Queen’s Birthday weekend in 2016 is one Daniel Vizor will never forget. That was the weekend that, overnight, his life changed forever.
Other than a persistent cough, Daniel was in pretty good health. When his cough started to get worse Daniel went to his GP, who suspected pneumonia and ordered a chest x-ray.
That same evening, Daniel’s doctor called to say his heart was dangerously enlarged and he needed to head straight to the nearest emergency department. Daniel went to The Alfred, where he was diagnosed with cardiomyopathy – a condition that affects the way the heart muscle pumps – and put on medication to strengthen his heart. But the medication wasn’t working and within a few days, Daniel received the life-changing news that he would need a heart transplant.
“In the space of a week, I went from being okay to needing a heart transplant – it was a big shock,” Daniel said.
Daniel was fitted with a Ventricular Assist Device (VAD), which is a mechanical pump that acts as an artificial heart. A few months later, he was well enough to be put on the transplant list.
Daniel received the call just one week after being put on the list – and on the same day that he was discharged from the Alfred after a bout of pneumonia.
“It had only been a week and I got a call that they had a heart for me,” he said.
“It was amazing but shocking - in part because I wasn’t expecting it to happen so quickly, but also because having been sick with pneumonia for the first few days I'd been on the transplant list, in actual fact the first time I could possibly have received a heart transplant was the time I got the call. I think the first thing I said to them was, ‘are you sure?’ Presenting to The Alfred Emergency Department and telling them ‘I’m here for a heart transplant’ was certainly one of the more surreal things I’ve done in my life.”

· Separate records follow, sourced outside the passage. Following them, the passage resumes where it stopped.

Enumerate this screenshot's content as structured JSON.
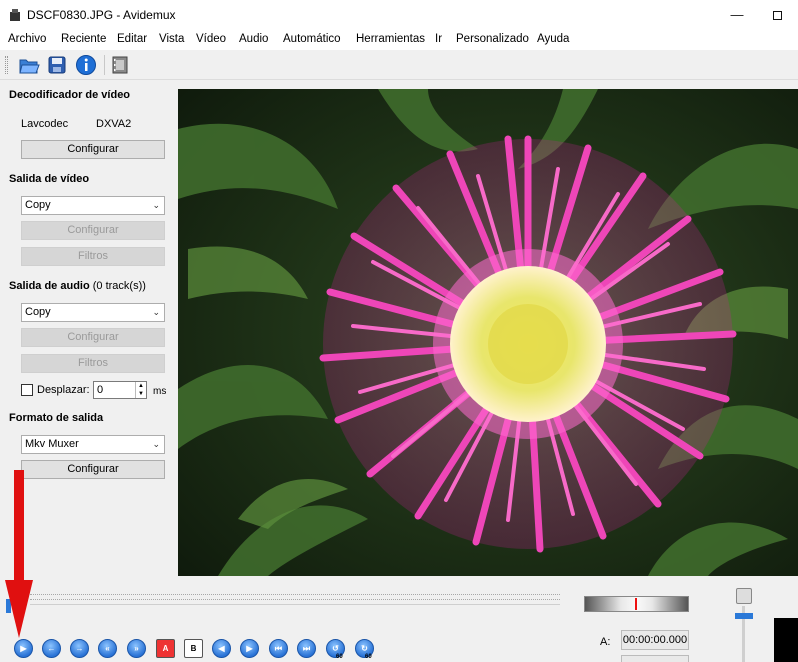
{
  "window": {
    "title": "DSCF0830.JPG - Avidemux",
    "minimize": "—"
  },
  "menu": [
    "Archivo",
    "Reciente",
    "Editar",
    "Vista",
    "Vídeo",
    "Audio",
    "Automático",
    "Herramientas",
    "Ir",
    "Personalizado",
    "Ayuda"
  ],
  "toolbar": {
    "icons": [
      "open-folder-icon",
      "save-disk-icon",
      "info-icon",
      "film-properties-icon"
    ]
  },
  "video_decoder": {
    "title": "Decodificador de vídeo",
    "codec_label": "Lavcodec",
    "codec_value": "DXVA2",
    "configure": "Configurar"
  },
  "video_output": {
    "title": "Salida de vídeo",
    "selected": "Copy",
    "configure": "Configurar",
    "filters": "Filtros"
  },
  "audio_output": {
    "title": "Salida de audio",
    "tracks": "(0 track(s))",
    "selected": "Copy",
    "configure": "Configurar",
    "filters": "Filtros",
    "shift_label": "Desplazar:",
    "shift_value": "0",
    "shift_unit": "ms"
  },
  "output_format": {
    "title": "Formato de salida",
    "selected": "Mkv Muxer",
    "configure": "Configurar"
  },
  "playback": {
    "time_label": "A:",
    "time_value": "00:00:00.000",
    "slider_position": 0,
    "controls": [
      "play-icon",
      "previous-frame-icon",
      "next-frame-icon",
      "previous-keyframe-icon",
      "next-keyframe-icon",
      "set-marker-a-icon",
      "set-marker-b-icon",
      "go-to-marker-a-icon",
      "go-to-marker-b-icon",
      "previous-black-frame-icon",
      "next-black-frame-icon",
      "go-back-60-icon",
      "go-forward-60-icon"
    ],
    "marker_a": "A",
    "marker_b": "B",
    "step_60": "60"
  },
  "colors": {
    "accent": "#2b79d8",
    "annotation_arrow": "#e01010",
    "flower": "#e83fb4"
  }
}
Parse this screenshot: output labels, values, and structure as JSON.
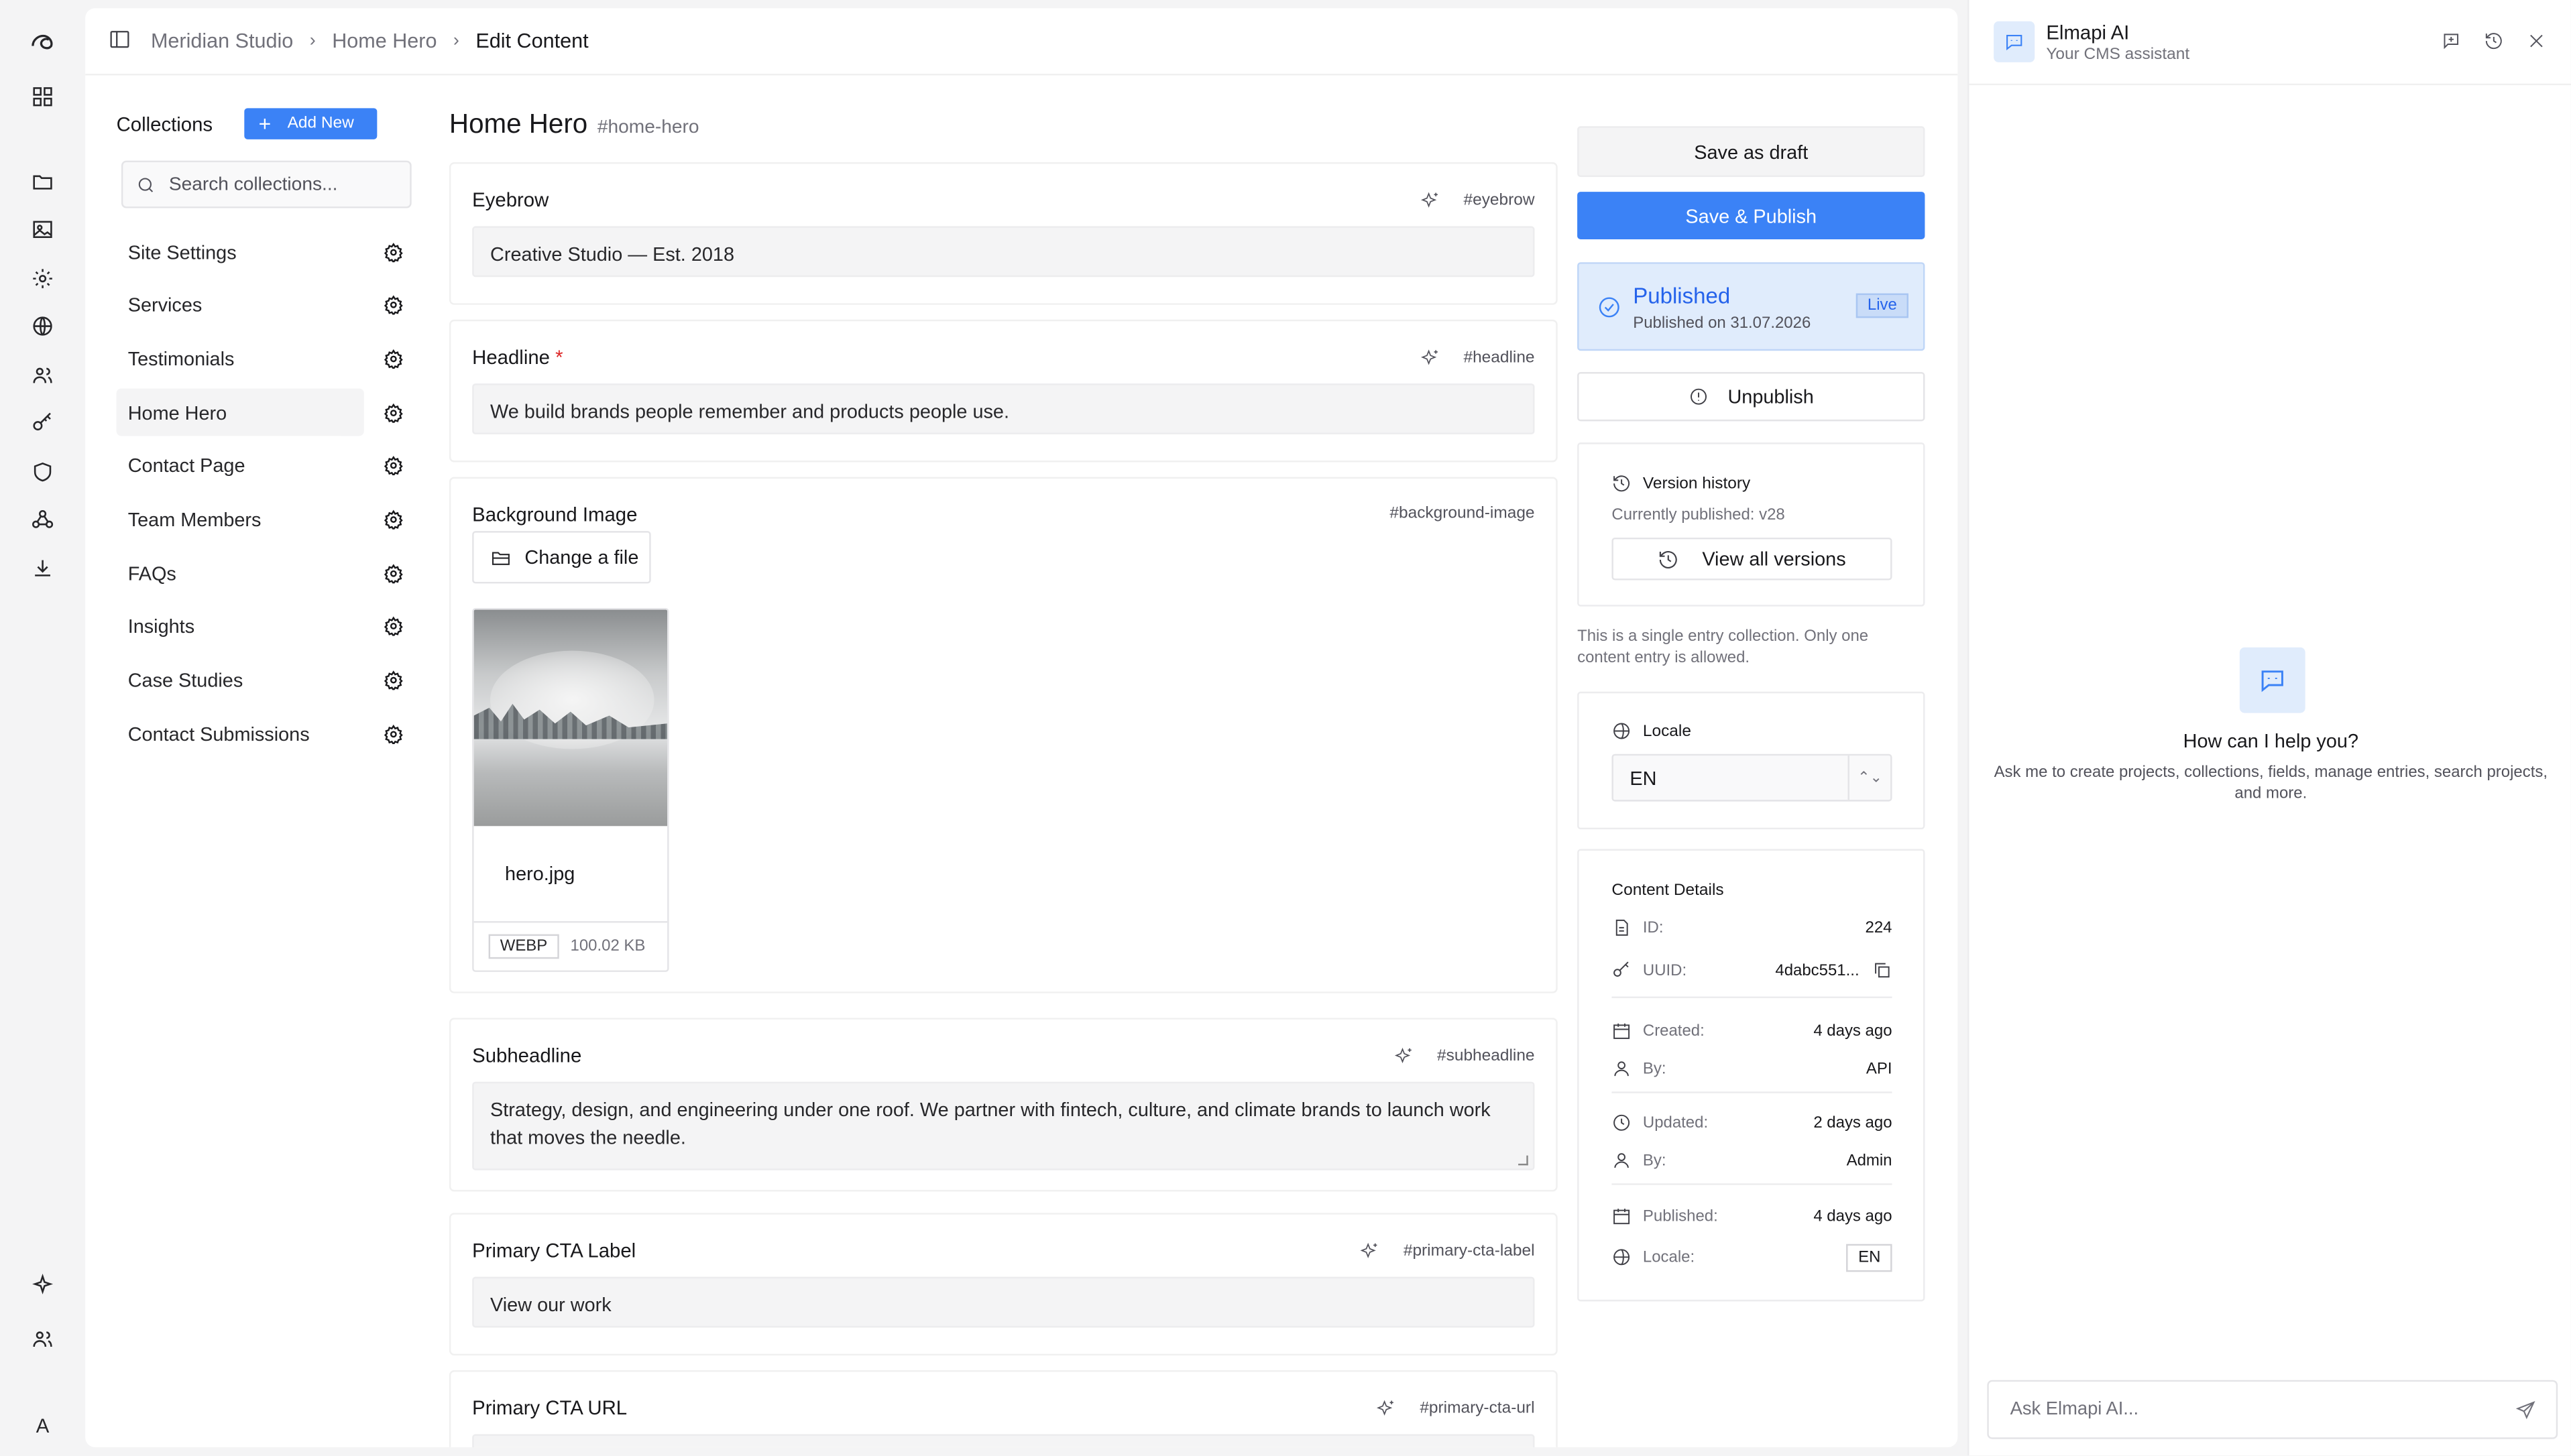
{
  "breadcrumb": [
    "Meridian Studio",
    "Home Hero",
    "Edit Content"
  ],
  "collections": {
    "title": "Collections",
    "add_label": "Add New",
    "search_placeholder": "Search collections...",
    "items": [
      "Site Settings",
      "Services",
      "Testimonials",
      "Home Hero",
      "Contact Page",
      "Team Members",
      "FAQs",
      "Insights",
      "Case Studies",
      "Contact Submissions"
    ],
    "active": "Home Hero"
  },
  "entry": {
    "title": "Home Hero",
    "slug": "#home-hero",
    "fields": {
      "eyebrow": {
        "label": "Eyebrow",
        "slug": "#eyebrow",
        "value": "Creative Studio — Est. 2018"
      },
      "headline": {
        "label": "Headline",
        "required": "*",
        "slug": "#headline",
        "value": "We build brands people remember and products people use."
      },
      "background": {
        "label": "Background Image",
        "slug": "#background-image",
        "button": "Change a file",
        "file_name": "hero.jpg",
        "format": "WEBP",
        "size": "100.02 KB"
      },
      "subheadline": {
        "label": "Subheadline",
        "slug": "#subheadline",
        "value": "Strategy, design, and engineering under one roof. We partner with fintech, culture, and climate brands to launch work that moves the needle."
      },
      "cta_label": {
        "label": "Primary CTA Label",
        "slug": "#primary-cta-label",
        "value": "View our work"
      },
      "cta_url": {
        "label": "Primary CTA URL",
        "slug": "#primary-cta-url"
      }
    }
  },
  "actions": {
    "draft": "Save as draft",
    "publish": "Save & Publish",
    "status_title": "Published",
    "status_sub": "Published on 31.07.2026",
    "status_badge": "Live",
    "unpublish": "Unpublish"
  },
  "versions": {
    "title": "Version history",
    "current": "Currently published: v28",
    "button": "View all versions"
  },
  "note": "This is a single entry collection. Only one content entry is allowed.",
  "locale": {
    "title": "Locale",
    "value": "EN"
  },
  "details": {
    "title": "Content Details",
    "id_k": "ID:",
    "id_v": "224",
    "uuid_k": "UUID:",
    "uuid_v": "4dabc551...",
    "created_k": "Created:",
    "created_v": "4 days ago",
    "created_by_k": "By:",
    "created_by_v": "API",
    "updated_k": "Updated:",
    "updated_v": "2 days ago",
    "updated_by_k": "By:",
    "updated_by_v": "Admin",
    "published_k": "Published:",
    "published_v": "4 days ago",
    "locale_k": "Locale:",
    "locale_v": "EN"
  },
  "ai": {
    "name": "Elmapi AI",
    "subtitle": "Your CMS assistant",
    "question": "How can I help you?",
    "description": "Ask me to create projects, collections, fields, manage entries, search projects, and more.",
    "placeholder": "Ask Elmapi AI..."
  },
  "user_initial": "A"
}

Despite going through four weeks of early rejection, Daniel’s transplant was a success. Since then, he’s recovered fully and is living his life with a new appreciation.
“I’m incredibly grateful and thankful to my donor and their family that I now have a heart that works. Going through a transplant, it does put a different spin on things. You don’t waste so much time sweating the small stuff and you have a greater appreciation for what really matters.
“When it comes to organ donation, I can only point to my own experience. An amazing thing can come out of a really bad situation. It’s such a generous, loving thing to do.”
This week, Donate Life Week, consider joining the Australian Organ Donor Register and make your choice count by discussing it with your family.